How to Make Your Website Boring and Why!

I took the time last year to make my website more boring. Here's how you can do the same and why you'd want to.

Up until recently I was using a static site generator (cobalt-rs) and a fancy CSS framework/library (Bulma) to build my website. I also had one or two scripts to do various fiddly things in the browser. I took the time to gut it and now I have a much more boring website. I don't use anything but HTML to write all of the posts and pages. This eliminated the need for a static generator or script to turn something like Markdown into HTML for me. I also scrapped all of the customized CSS framework style sheets that I had been using for a very small (145 lines including whitespace and braces) single-file stylesheet. I also dropped all of the fancy links, banners, most of the icons, and any JavaScript that I had originally. Now, my site is much more boring. And it's so much better.

How does one make their website boring?

Typically, ask yourself whether you need something. If the answer is "no", you can safely remove it and you won't need it again. Your website will become more boring (read: simpler). Here are some of the things I evaluated:

Do you use a lot of third-party assets, templates, or CSS for your site? Do you have to run a SASS tool to generate your stylesheets? Are your stylesheets really big (> 1000 lines I think anyone would consider on the bigger side)? Consider whether or not you really need them. Oftentimes, with CSS, less is more. Especially if your site is just a collection of pages of text with links to other pages of text. You can make your site attractive and compatible with 100% of browsers by keeping things simple. And then you don't have to worry about rebuilding your output stylesheets or keeping up with libraries and frameworks.

Do you have a lot of dynamically-generated content on your site?

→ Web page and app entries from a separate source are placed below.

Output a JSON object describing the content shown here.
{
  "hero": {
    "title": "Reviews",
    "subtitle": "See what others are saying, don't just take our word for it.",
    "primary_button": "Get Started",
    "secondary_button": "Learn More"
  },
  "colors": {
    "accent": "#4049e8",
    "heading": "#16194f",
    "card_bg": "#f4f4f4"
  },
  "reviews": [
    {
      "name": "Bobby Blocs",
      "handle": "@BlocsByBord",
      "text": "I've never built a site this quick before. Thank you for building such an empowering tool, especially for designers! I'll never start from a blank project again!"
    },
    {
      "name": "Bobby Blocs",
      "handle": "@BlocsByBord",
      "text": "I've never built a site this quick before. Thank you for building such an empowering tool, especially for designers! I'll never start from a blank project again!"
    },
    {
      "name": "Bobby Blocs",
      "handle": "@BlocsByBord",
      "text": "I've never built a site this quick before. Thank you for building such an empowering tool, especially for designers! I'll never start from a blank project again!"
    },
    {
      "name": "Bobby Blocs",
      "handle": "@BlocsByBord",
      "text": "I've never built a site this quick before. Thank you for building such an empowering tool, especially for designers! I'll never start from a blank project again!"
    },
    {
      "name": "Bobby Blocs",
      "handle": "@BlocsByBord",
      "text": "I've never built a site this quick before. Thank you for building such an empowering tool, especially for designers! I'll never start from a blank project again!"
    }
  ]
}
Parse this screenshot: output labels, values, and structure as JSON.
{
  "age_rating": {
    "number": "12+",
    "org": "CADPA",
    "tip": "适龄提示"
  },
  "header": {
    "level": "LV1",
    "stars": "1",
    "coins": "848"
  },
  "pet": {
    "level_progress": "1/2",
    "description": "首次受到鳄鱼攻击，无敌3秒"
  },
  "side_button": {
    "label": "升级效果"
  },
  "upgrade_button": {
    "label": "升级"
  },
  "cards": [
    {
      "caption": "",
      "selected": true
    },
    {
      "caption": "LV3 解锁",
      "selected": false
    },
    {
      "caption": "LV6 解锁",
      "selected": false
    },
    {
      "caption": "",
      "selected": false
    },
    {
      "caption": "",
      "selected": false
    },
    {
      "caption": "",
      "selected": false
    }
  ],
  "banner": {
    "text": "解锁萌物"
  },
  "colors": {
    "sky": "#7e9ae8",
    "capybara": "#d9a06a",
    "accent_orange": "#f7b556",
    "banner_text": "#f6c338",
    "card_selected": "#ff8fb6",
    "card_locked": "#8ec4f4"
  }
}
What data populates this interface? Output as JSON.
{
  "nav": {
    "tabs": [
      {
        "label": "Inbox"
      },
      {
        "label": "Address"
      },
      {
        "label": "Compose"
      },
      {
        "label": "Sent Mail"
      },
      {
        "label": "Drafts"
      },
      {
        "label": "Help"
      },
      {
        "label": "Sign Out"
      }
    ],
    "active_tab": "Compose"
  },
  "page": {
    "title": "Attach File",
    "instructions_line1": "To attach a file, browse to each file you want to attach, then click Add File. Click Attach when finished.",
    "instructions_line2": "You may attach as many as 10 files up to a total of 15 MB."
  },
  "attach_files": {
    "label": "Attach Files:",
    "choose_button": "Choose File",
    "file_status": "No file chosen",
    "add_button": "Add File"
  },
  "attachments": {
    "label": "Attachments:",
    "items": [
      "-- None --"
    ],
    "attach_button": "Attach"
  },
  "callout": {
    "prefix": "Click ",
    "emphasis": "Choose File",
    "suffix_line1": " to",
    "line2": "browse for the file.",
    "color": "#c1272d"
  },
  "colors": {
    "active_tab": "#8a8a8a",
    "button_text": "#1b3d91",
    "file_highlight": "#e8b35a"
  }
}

Does the document need to change based on user input? Do you have a large number of script tags importing minified files from third-party CDNs? Odds are you don't need those either and you can completely get rid of them. Now you don't have to worry about making sure all browsers can run those scripts, or whether or not the CDNs are online, or you're requesting the latest version.

Do you use a static site generator to build your site? Is your content complicated enough to write that you can't write it in plain HTML? Is Markdown really easier or more powerful? Odds are, it's easier to write directly in HTML without having to tell your generator what to do with your tags. And for the oddball tag that Markdown doesn't directly support, you might often end up writing HTML into your Markdown files anyways. And, you can better control what the output formatting looks like, making your site's code more readable. Furthermore, you won't have two acting copies of your site, a pre- and post-generator one. For me, it was annoying having "source code" for my web site that was different from what I was actually hosting. It's so much nicer to have a 1:1 mapping between what I write, test, and deploy.

Still not convinced? Still need to automate some part of building your site, like generating an RSS feed? Is there any chance you can write a quick Makefile to do that for you? I was able to do just that, and it was way nicer not having to install and learn how a generator worked to automate assembling my site.

If you answered "no" to any of the above "do you need"-s, you just found a way to make your site more boring. Boring equates with simplicity. Simplicity is a good thing.

Why should you make your website boring simple?

Not relying on a bunch of libraries and assets is a good thing. It seemed like every time I wanted to add a quick post, I would notice there was an update for some library I was using and I was spending time upgrading and learning about it. You know, that thing that computer programmers enjoy doing and are good at but often doesn't actually help them accomplish anything: fiddling with shiny new stuff that doesn't solve a problem. Now I get to just focus on adding things to my site and I'm never worried about whether it looks broken.

I also didn't like having a pre- and post-build site. If I wanted to fix one typo I couldn't remote into my live site, fix it, and then leave it there. I had to do something like fix the typo in my Markdown, commit and push it, and then re-run the generator and upload the new "live" files. The generator step wasn't making things easier, it was making them more annoying.

You'd also be surprised at how easy it is to make your site fast and reliable on all modern and old browsers when it's boring (read: simple, again). Internet Explorer doesn't care about my site, it's a breeze to render and there's nothing in it that hasn't been in existence for at least a decade. (Alright, I do have a few SVG icons which it probably wouldn't know what to do with. You can't tell the difference between Firefox's and Chrome's renders of my site. And Google's PageSpeed Insights score is a hilarious 99.

My site is also more functional now. It's less distracting. It's really easy to navigate and read. There's no runtime, no JavaScript that has to execute before the reader sees the page they're looking for. And there's practically nothing to maintain except my posts. It's also really easy for crawlers to quickly ingest all of my posts and turn them into search results. Hopefully, it's also easier for the visually impaired to zoom in and not mess up the document, or use a screen reader that extracts the article tags.

The benefits are through the roof. My site used to be about tinkering with tools and libraries and frameworks. Now it's just a boring website. That leaves me with time to focus on tinkering with other stuff that's more interesting, and only focus on writing when I'm working on this site. So make your life easier and go make your website boring today.